What Does Reishi Mushrooms Taste Like?
Reishi mushrooms taste less appealing than other mushrooms, which is why they are typically not chosen as a culinary go-to in the mushroom world.
Reishi mushroom taste like “Earthy bitterness” is the right phrase for describing it.
Although Reishi mushrooms are usually thought to be bitter, only to be added to your meals when suffering from an illness, if they are cooked right, they can taste quite delicious. While you may not have this godlike experience when eating reishi mushrooms, they are not completely bitter.
The inner yellow parts are what gives a Reishi dish its bitter flavor. So, if this part is removed, it leaves the white part, which tastes like meat.
Not everyone can testify to Reishi Mushrooms cooking merits. You are right when you say that they have a mild flavor, and you are more right when you say that they feel like chewing burnt rubber.
Reishi mushrooms are pretty chewy, but Chinese people found a way to make them tender, almost tofu-like, in cooking their dishes. You will have to work hard to seal some of the flavors, but with some patience, you can get your mushrooms to taste just as delicate and aromatic as beef. It depends, though, on what kind of cooking method you use, and the ingredients you choose.
Is Reishi Mushroom Edible?
Yes, reishi mushroom is edible, and can be consumed in many different ways. You can use it for cooking, as a health supplement via capsule products, or even use it as a powder and add it to smoothies.
You can find our favorite capsules, powders, and tincture’s on the following pages of our website and learn more about each individually:
As a functional food, using powdered mushrooms is really taking off. Due to their bioactive ingredients, functional mushroom products boast many benefits to health and wellbeing.
While you might be excited to experience the superfood benefits of this popular trend, you might also be a bit wary about the taste. Can something that is so healthy for you taste good, too?
Mushrooms are humble foods, usually found growing in dank, dark forests. While they lack the vivid colors or vibrant flavors of the rainbow of fruits and vegetables, they are just as rich in antioxidants and other essential nutrients. With a texture that is often described as being “meaty,” some mushrooms are effectively meat substitutes in recipes, or they are cooked on the barbecue and served in buns.
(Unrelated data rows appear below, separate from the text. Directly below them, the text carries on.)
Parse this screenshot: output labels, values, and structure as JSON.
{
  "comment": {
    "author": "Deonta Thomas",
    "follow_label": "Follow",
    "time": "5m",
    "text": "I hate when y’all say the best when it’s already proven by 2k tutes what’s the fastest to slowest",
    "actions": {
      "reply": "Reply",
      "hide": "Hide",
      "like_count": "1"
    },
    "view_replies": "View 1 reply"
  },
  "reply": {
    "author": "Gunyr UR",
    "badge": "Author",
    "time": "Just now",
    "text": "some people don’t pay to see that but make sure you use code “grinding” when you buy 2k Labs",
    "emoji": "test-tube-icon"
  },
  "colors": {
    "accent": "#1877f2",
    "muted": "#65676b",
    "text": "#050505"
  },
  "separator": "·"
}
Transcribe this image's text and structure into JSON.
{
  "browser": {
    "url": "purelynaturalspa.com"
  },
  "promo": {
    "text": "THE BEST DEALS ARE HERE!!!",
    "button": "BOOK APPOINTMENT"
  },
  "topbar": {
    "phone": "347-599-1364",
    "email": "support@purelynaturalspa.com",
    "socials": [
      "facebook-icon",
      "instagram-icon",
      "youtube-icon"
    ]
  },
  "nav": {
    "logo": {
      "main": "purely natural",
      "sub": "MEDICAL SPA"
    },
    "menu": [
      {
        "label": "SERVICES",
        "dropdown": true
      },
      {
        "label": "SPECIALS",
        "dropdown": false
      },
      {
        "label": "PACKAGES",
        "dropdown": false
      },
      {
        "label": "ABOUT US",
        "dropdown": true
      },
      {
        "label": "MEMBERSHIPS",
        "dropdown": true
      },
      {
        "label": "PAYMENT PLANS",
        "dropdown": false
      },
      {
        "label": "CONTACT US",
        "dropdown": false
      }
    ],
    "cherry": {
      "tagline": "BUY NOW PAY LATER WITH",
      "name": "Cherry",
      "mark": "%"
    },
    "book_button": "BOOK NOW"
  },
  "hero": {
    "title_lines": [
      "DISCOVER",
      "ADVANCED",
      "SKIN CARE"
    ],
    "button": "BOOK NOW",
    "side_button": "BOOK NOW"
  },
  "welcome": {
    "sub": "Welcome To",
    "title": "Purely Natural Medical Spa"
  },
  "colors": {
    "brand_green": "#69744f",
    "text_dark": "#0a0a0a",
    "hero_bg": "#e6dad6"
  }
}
Many people love the flavor of traditionally cooked mushrooms, which are used all over the world in all kinds of different cuisines. From common, easily accessible button mushrooms to expensive white truffles, culinary mushrooms add flavor to our cherished recipes. But most functional mushroom species are not like the food-friendly varieties that we eat, and are usually used powdered.